Known as the greatest club competition the world over before the inception of the Champions League, and still seen by many as the leading domestic competition, the FA Cup holds wonder and a storied past that other competitions just do not have. Famous for its ability to throw up a seismic shock to the system and its yearly giant killing, the Football Association Challenge Cup is encapsulated as the pinnacle of many players playing career.
The FA Cup, created in 1871, is the oldest domestic cup competition in world football, something that adds to its revered and cherished reputation. Founded by the English FA as a cup for entrants all through the league system, the FA Cup quickly became the famed prize it is today.
The growth of the game in England has seen the cup become something of a wonderful afterthought during a hectic and gruelling season. During the earlier stages, the FA Cup has been known to accommodate giant-killings and memories that last a lifetime. Yet for every David that beats a Goliath, there are murmurings of weakened teams and managers not taking the cup seriously. So what is the actual truth in the matter? It is somewhere in between.
The cup started as a way to cook up interest in the national game by a newly founded association making its way in the world of football. A good way to garner interest is to offer a shot at glory of what would become a legendary cup.
The first year of the FA Cup, in 1872, had 15 teams participate initially. With clubs from Scotland make up some of the numbers, too. The teams that reached the final in the first year were Wanderers and Royal Engineers. As is was the early stages of association football, many of the teams we know today just didn’t exist. The method of the play we see today was very different, too.
Engineers, a club from the British Army, were applauded, despite their loss, for their revolutionary way of playing football. Passing the ball and using dribbling less was their way of changing the way football was played. Up until this period, and for some time after, football was seen as a team game in all but methodology. Yet even with their new approach, Engineers lost the game 1-0. The seeds were sewn for the future of English football.
Wanderers participation is not without story either, with their entry to the final based on the fact that Scottish team Queen’s Park were unable to afford the return fee of transport back to London for the second leg of the semi-final. By default, Wanderers went through and become the first winners of the FA Cup.
It is not one story that makes up the FA Cup, but an assortment of achievements, mistakes and triumphs from across the country that allows the minds of fans from all clubs to dream that this year could be their year. One club has won it more than any other.
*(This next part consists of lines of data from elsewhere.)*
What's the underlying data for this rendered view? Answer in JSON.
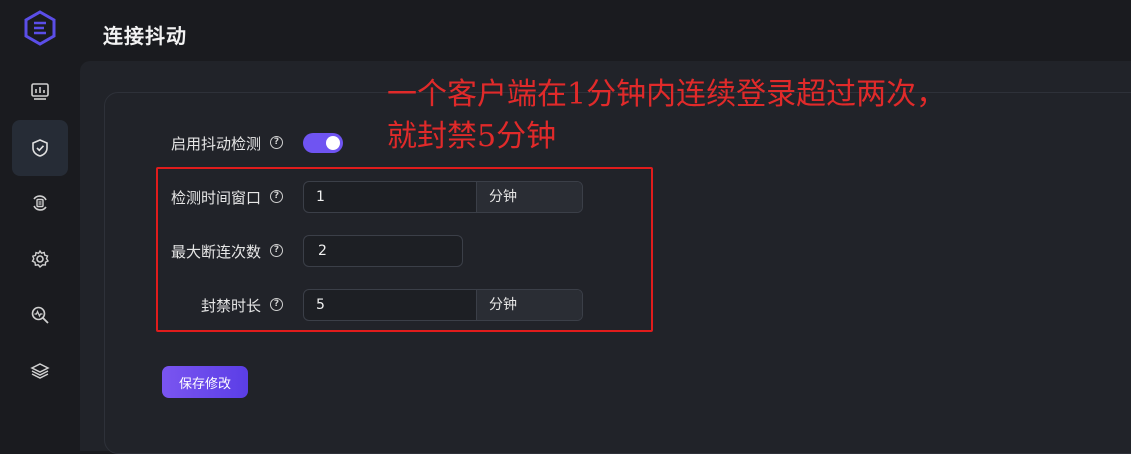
{
  "page": {
    "title": "连接抖动"
  },
  "sidebar": {
    "items": [
      {
        "icon": "dashboard-icon"
      },
      {
        "icon": "shield-check-icon",
        "active": true
      },
      {
        "icon": "sync-icon"
      },
      {
        "icon": "settings-icon"
      },
      {
        "icon": "search-monitor-icon"
      },
      {
        "icon": "layers-icon"
      }
    ]
  },
  "form": {
    "enable": {
      "label": "启用抖动检测",
      "value": true
    },
    "window": {
      "label": "检测时间窗口",
      "value": "1",
      "unit": "分钟"
    },
    "max_disconnects": {
      "label": "最大断连次数",
      "value": "2"
    },
    "ban_duration": {
      "label": "封禁时长",
      "value": "5",
      "unit": "分钟"
    },
    "help_glyph": "?",
    "save_label": "保存修改"
  },
  "annotation": {
    "line1": "一个客户端在1分钟内连续登录超过两次，",
    "line2": "就封禁5分钟",
    "color": "#e02a2a"
  },
  "colors": {
    "accent": "#6f54f2",
    "background": "#1a1b1f",
    "panel": "#212329"
  }
}
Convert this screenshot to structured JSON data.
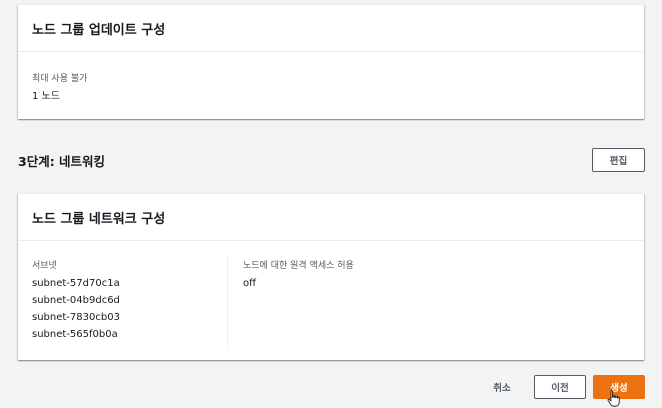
{
  "update_config": {
    "title": "노드 그룹 업데이트 구성",
    "max_unavailable_label": "최대 사용 불가",
    "max_unavailable_value": "1 노드"
  },
  "step3": {
    "title": "3단계: 네트워킹",
    "edit_label": "편집"
  },
  "network_config": {
    "title": "노드 그룹 네트워크 구성",
    "subnets_label": "서브넷",
    "subnets": [
      "subnet-57d70c1a",
      "subnet-04b9dc6d",
      "subnet-7830cb03",
      "subnet-565f0b0a"
    ],
    "remote_access_label": "노드에 대한 원격 액세스 허용",
    "remote_access_value": "off"
  },
  "footer": {
    "cancel_label": "취소",
    "previous_label": "이전",
    "create_label": "생성"
  },
  "colors": {
    "primary": "#ec7211",
    "background": "#f2f3f3"
  }
}
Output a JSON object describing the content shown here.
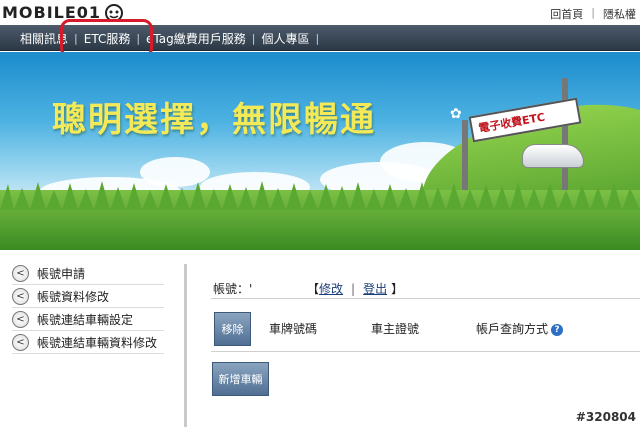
{
  "watermark_logo": "MOBILE01",
  "utility_links": [
    "回首頁",
    "隱私權"
  ],
  "nav": {
    "items": [
      "相關訊息",
      "ETC服務",
      "eTag繳費用戶服務",
      "個人專區"
    ],
    "separator": "|"
  },
  "banner": {
    "slogan": "聰明選擇，無限暢通",
    "gantry_sign": "電子收費ETC"
  },
  "sidebar": {
    "items": [
      {
        "label": "帳號申請",
        "icon": "chevron-left-circle-icon"
      },
      {
        "label": "帳號資料修改",
        "icon": "chevron-left-circle-icon"
      },
      {
        "label": "帳號連結車輛設定",
        "icon": "chevron-left-circle-icon"
      },
      {
        "label": "帳號連結車輛資料修改",
        "icon": "chevron-left-circle-icon"
      }
    ]
  },
  "account": {
    "label": "帳號：",
    "value": "'",
    "bracket_open": "【",
    "edit_link": "修改",
    "divider": "|",
    "logout_link": "登出",
    "bracket_close": "】"
  },
  "vehicle_table": {
    "delete_button": "移除",
    "columns": [
      "車牌號碼",
      "車主證號",
      "帳戶查詢方式"
    ],
    "help_icon": "?"
  },
  "add_vehicle_button": "新增車輛",
  "photo_id": "#320804",
  "colors": {
    "nav_bg": "#3b4756",
    "highlight": "#d61c2a",
    "button": "#5d7a9c",
    "slogan": "#f4ea58"
  }
}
That club is Arsenal.
Arsenal Football Club has won the FA Cup a record 11 times, the last time being a 4-0 drumming of Aston Villa last season, a game that helped them over-take their long standing rivals Manchester United as the club with the most FA Cup wins under their belt. And it was these teams that took part in one of the all-time classic matches.
1999. 14th April. FA Cup semi-final. The two best clubs in the country, Arsenal and Manchester United, are battling it out to win the FA Cup, in a year which saw both teams finish in the top two positions, undeniably the elite of the English game.
Two incredible goals by David Beckham and Dennis Bergkamp saw the tie settled evenly at 1-1. The sending off of Roy Keane, and a late, late penalty miss by Arsenal ended up being the catalyst to probably the best ever goal scored in an FA Cup game.
Arsenal, chasing a goal and a lead to take them to the final, gave the ball away midway into the United half. Ryan Giggs, intercepting the ball with space to run into, weaves and slaloms through the Arsenal defence. Passing defenders with ease, he makes it to the penalty box before unleashing a fierce, unstoppable shot into the roof of the net passed a helpless David Seaman. United, going on to win the famous treble, scored the most famous goal to ever grace the competition.
During 1966, the year most famous for England lifting their first and only World Cup, was also a year for another first. Everton, facing Sheffield Wednesday, found themselves 2-0 down with just over half an hour to go. Clawing the score back to 2-2 through two goals by Mike Trebilcock, the Toffees scored a winner on 74 minutes to become the first club to come back from 2 goals down to win the FA Cup. Sadly this fact is rarely remembered because of the World Cup months later.
The FA Cup hasn’t been without its tragedy, though. At a FA Cup semi-final in 1989, Liverpool faced Nottingham Forest at Hillsborough. Because of poor policing and over-crowded terraces, 96 Liverpool fans lost their life in what is the largest stadium disaster in English history.
The FA Cup of today is seen in a different light to the times of past. Now, the earlier rounds are seen as a way to blood youngsters and help the youth academies grow. It is only when you see bigger teams get to the latter stages that their approach begins to change. The Premier League and the prize money it offers is becoming more of an incentive to clubs than winning a trophy, something that was once seen as the lifeblood of the footballing family.
One thing hasn’t changed, though. When the two teams meet in the final for the FA Cup trophy, all the stories, the past and the early round games will mean little-to-nothing. All that will matter is what happens during the 90 minutes at Wembley. May the best team win.